§ **What the task asks**: Please retype the listing below without a single change.

==*==

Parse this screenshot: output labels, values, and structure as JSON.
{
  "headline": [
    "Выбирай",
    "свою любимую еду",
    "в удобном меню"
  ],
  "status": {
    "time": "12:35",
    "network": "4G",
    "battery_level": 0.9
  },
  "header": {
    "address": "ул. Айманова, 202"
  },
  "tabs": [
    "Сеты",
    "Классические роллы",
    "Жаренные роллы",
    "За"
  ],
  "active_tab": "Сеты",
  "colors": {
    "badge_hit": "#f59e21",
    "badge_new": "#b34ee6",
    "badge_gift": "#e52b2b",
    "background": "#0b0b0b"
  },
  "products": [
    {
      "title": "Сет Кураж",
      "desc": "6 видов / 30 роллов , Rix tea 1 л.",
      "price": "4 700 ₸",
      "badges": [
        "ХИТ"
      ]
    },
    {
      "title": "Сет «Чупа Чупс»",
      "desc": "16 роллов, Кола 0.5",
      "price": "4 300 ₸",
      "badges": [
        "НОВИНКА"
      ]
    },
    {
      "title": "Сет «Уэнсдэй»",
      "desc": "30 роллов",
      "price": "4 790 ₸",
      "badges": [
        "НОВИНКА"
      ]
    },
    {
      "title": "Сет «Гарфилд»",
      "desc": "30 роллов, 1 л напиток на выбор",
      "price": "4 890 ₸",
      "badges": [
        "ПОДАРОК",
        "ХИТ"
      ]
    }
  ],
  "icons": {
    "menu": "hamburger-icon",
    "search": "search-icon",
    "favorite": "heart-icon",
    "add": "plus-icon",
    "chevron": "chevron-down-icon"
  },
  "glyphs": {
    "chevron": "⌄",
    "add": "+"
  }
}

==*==

§ **Your response**:
Parse this screenshot: output labels, values, and structure as JSON.
{
  "headline": [
    "Выбирай",
    "свою любимую еду",
    "в удобном меню"
  ],
  "status": {
    "time": "12:35",
    "network": "4G",
    "battery_level": 0.9
  },
  "header": {
    "address": "ул. Айманова, 202"
  },
  "tabs": [
    "Сеты",
    "Классические роллы",
    "Жаренные роллы",
    "За"
  ],
  "active_tab": "Сеты",
  "colors": {
    "badge_hit": "#f59e21",
    "badge_new": "#b34ee6",
    "badge_gift": "#e52b2b",
    "background": "#0b0b0b"
  },
  "products": [
    {
      "title": "Сет Кураж",
      "desc": "6 видов / 30 роллов , Rix tea 1 л.",
      "price": "4 700 ₸",
      "badges": [
        "ХИТ"
      ]
    },
    {
      "title": "Сет «Чупа Чупс»",
      "desc": "16 роллов, Кола 0.5",
      "price": "4 300 ₸",
      "badges": [
        "НОВИНКА"
      ]
    },
    {
      "title": "Сет «Уэнсдэй»",
      "desc": "30 роллов",
      "price": "4 790 ₸",
      "badges": [
        "НОВИНКА"
      ]
    },
    {
      "title": "Сет «Гарфилд»",
      "desc": "30 роллов, 1 л напиток на выбор",
      "price": "4 890 ₸",
      "badges": [
        "ПОДАРОК",
        "ХИТ"
      ]
    }
  ],
  "icons": {
    "menu": "hamburger-icon",
    "search": "search-icon",
    "favorite": "heart-icon",
    "add": "plus-icon",
    "chevron": "chevron-down-icon"
  },
  "glyphs": {
    "chevron": "⌄",
    "add": "+"
  }
}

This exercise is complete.